So did you sell 10% of clients’ stock portfolios in 2014? You’ve written that on the seventh year of an expansion that’s your strategy. This one lasted five years, according to your reckoning.

Yes, we took away 10%-15%. The market was really difficult. So that helped us.

Your clients have the option of paying a traditional fee or a performance-based fee. Please explain the concept of the latter.

We’re saying that if we don’t do well, we’re [advisors] going to make a lot less. If we have a great year, the client pays us a little more. So if the market isn’t good, we charge less.

Does a performance fee encourage FAs to take on more risk?

The SEC is very careful about performance-based fees to make sure the advisor isn’t taking undue risk. We don’t trade any differently in a performance-based fee account as opposed to a traditional account.

Why don’t more FAs offer a performance fee?

A lot of them don’t do it because they’re comfortable getting their 1% or 1.5% fee, and they just don’t want to sacrifice that.

Seems like advisors have to work harder if they charge a performance-based fee.

That’s the whole point – working harder. There are a lot of advisors who just put clients in set portfolios and go sailing.

You’ve indeed said that buy-and-hold is “a lazy man’s approach.”

Most investors think you can just set it and forget it no matter what the market does. That goes back to Modern Portfolio Theory: Diversification will mitigate risk. Anybody who was invested in 2008 knows that did not work. You can’t diversify risk any longer.

How do you manage risk, then?

We use active risk management — the flexibility to have stock exposure in a great market but in a bad market, to have less.

The biggest reason most investors underperform the market and keep making the same mistakes is a lack of risk management, you argue.

There’s been a gross lack of risk management. But you can use simple tools to mitigate catastrophic decline.

What’s “the most underutilized tool,” as you call it?

The stop loss order [automatically selling a stock when it falls to a predetermined price] is the difference between being a risk manager and just setting and forgetting [the portfolio]. It’s amazing how many professional managers don’t employ this simple tool. In 2008, when most people were down 50%, our declines were 12%-14% [by using stop loss orders].

How does the stop loss affect financial behavior?

It can take the human brain out of the equation and create discipline. If a stock falls, people usually say, “I’ll wait till it goes back up.” When it falls further, they say, “I can’t sell now — it’s too cheap.” Eventually, they don’t even want to look at it. The way to mitigate a catastrophic decline is if something falls more than normal, you’re [automatically] out.

You have expertise in macroeconomics. So what’s your forecast for the market and economy for the second half?

Corporate profits are way better than expected, so people will say, “Wow, the market is probably great.” But the market hasn’t been so great this year. It isn’t overpriced; it’s very inexpensive. So barring anything we don’t know, I think that by the end of the year, stocks will be up anywhere from 8% to 12%.

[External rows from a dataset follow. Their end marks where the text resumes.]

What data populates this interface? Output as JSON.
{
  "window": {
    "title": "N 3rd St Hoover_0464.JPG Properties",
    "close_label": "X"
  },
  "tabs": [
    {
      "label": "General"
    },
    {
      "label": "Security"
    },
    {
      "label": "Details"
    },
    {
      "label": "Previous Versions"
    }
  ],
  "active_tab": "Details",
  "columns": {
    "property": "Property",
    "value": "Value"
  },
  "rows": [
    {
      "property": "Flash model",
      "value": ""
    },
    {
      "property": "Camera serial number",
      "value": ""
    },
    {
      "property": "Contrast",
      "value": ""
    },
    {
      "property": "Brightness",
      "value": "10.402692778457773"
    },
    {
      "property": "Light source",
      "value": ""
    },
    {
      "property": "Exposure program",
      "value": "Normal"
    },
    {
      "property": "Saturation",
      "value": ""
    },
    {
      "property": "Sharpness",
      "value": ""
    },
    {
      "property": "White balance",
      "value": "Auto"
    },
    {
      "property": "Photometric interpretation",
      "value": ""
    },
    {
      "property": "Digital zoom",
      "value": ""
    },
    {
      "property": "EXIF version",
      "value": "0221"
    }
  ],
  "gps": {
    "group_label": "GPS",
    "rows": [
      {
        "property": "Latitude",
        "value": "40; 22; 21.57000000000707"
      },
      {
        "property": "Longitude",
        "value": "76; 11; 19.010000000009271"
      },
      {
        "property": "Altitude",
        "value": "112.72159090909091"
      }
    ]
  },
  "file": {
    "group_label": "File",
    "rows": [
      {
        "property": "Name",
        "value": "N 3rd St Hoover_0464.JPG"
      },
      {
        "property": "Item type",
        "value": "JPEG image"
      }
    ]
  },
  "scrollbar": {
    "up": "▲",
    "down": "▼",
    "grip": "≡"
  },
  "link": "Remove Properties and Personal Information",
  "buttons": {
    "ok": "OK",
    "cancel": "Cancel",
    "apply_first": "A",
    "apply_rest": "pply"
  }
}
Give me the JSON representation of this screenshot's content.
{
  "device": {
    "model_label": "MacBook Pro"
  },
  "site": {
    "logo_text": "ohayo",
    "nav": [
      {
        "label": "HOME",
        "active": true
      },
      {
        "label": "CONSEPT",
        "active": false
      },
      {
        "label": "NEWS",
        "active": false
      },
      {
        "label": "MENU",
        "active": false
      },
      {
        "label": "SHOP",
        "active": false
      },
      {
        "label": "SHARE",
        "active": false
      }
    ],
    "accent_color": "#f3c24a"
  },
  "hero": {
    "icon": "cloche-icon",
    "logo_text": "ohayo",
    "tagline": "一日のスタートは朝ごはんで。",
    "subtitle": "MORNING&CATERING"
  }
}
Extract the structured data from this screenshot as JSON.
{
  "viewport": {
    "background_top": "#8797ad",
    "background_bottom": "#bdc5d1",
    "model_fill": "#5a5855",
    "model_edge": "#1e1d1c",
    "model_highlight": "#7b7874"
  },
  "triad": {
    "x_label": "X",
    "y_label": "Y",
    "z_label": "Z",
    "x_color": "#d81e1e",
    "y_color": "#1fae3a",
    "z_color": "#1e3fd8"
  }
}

Therefore, equities are the way to go?

I know that investors are nervous, but this is one of those times when they have to dig in and [get] stock exposure. It’s easy for us because we have stop losses that kick in if we’re completely wrong.

What do you foresee for bonds?

Using a bond-laddering strategy, we’re buying individual bonds with short maturity and 2.5% to 3.5% yields. It’s a fabulous time to be an individual bond investor and a terrible time to be a bond fund investor.

— Related on ThinkAdvisor:


© 2024 ALM Global, LLC, All Rights Reserved. Request academic re-use from All other uses, submit a request to [email protected]. For more information visit Asset & Logo Licensing.